Wherever the string "Массив" appears in the entries below, return the line that holds it.
[DATA Boundary: Start]
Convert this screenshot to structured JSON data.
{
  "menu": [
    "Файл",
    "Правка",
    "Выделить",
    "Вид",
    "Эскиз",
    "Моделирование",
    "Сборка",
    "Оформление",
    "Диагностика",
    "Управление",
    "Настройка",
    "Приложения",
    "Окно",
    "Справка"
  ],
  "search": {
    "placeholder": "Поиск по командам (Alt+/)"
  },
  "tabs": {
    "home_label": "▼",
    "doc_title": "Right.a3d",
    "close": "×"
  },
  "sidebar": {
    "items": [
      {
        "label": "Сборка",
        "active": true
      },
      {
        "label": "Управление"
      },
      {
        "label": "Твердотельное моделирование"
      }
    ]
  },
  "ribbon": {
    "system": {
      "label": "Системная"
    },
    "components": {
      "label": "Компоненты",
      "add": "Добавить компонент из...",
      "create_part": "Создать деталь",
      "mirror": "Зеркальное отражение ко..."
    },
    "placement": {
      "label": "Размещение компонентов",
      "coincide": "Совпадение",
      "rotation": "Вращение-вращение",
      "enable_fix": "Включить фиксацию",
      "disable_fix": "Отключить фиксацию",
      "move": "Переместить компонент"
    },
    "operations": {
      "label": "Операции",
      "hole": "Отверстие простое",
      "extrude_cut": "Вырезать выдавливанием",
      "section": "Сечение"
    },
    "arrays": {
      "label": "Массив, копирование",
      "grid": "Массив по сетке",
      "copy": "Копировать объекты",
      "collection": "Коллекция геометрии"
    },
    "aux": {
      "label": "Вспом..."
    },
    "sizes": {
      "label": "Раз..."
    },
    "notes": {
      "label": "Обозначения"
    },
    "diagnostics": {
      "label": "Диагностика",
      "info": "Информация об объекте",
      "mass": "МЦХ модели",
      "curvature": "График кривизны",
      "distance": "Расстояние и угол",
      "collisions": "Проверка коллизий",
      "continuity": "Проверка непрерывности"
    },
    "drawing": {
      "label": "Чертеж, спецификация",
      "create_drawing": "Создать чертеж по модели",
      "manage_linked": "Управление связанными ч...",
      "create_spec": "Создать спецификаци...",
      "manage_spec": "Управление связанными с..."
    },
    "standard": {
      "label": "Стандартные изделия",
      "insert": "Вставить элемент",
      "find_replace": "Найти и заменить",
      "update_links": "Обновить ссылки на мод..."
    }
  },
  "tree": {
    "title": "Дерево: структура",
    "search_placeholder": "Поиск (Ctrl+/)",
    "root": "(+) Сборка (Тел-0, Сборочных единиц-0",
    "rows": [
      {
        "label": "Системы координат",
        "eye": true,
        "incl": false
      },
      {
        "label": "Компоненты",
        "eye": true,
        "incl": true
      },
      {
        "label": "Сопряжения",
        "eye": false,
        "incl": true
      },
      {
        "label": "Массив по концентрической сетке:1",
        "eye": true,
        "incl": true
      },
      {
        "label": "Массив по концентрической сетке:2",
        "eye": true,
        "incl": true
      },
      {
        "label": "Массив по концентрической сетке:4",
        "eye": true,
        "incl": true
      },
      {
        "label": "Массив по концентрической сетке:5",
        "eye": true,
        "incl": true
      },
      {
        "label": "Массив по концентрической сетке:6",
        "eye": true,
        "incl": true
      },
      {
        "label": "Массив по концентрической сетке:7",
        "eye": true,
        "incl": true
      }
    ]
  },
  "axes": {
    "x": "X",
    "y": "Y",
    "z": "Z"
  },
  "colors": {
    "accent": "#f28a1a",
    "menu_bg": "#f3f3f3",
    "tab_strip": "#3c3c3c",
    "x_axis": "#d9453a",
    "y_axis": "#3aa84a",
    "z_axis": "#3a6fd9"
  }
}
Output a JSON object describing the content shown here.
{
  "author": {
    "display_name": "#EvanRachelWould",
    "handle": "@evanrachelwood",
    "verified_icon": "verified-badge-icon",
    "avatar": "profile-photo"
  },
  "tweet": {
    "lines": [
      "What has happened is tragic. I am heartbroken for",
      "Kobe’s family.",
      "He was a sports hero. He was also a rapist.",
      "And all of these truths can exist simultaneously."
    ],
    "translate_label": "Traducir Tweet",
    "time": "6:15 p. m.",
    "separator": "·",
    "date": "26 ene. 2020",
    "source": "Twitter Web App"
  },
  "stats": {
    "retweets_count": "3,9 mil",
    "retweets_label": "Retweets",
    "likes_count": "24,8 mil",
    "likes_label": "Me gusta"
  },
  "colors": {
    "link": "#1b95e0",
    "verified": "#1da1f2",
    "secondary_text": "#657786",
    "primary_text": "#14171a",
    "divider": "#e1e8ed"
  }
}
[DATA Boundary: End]
COMPLETED EXERCISE:
      "label": "Массив, копирование",
      "grid": "Массив по сетке",
        "label": "Массив по концентрической сетке:1",
        "label": "Массив по концентрической сетке:2",
        "label": "Массив по концентрической сетке:4",
        "label": "Массив по концентрической сетке:5",
        "label": "Массив по концентрической сетке:6",
        "label": "Массив по концентрической сетке:7",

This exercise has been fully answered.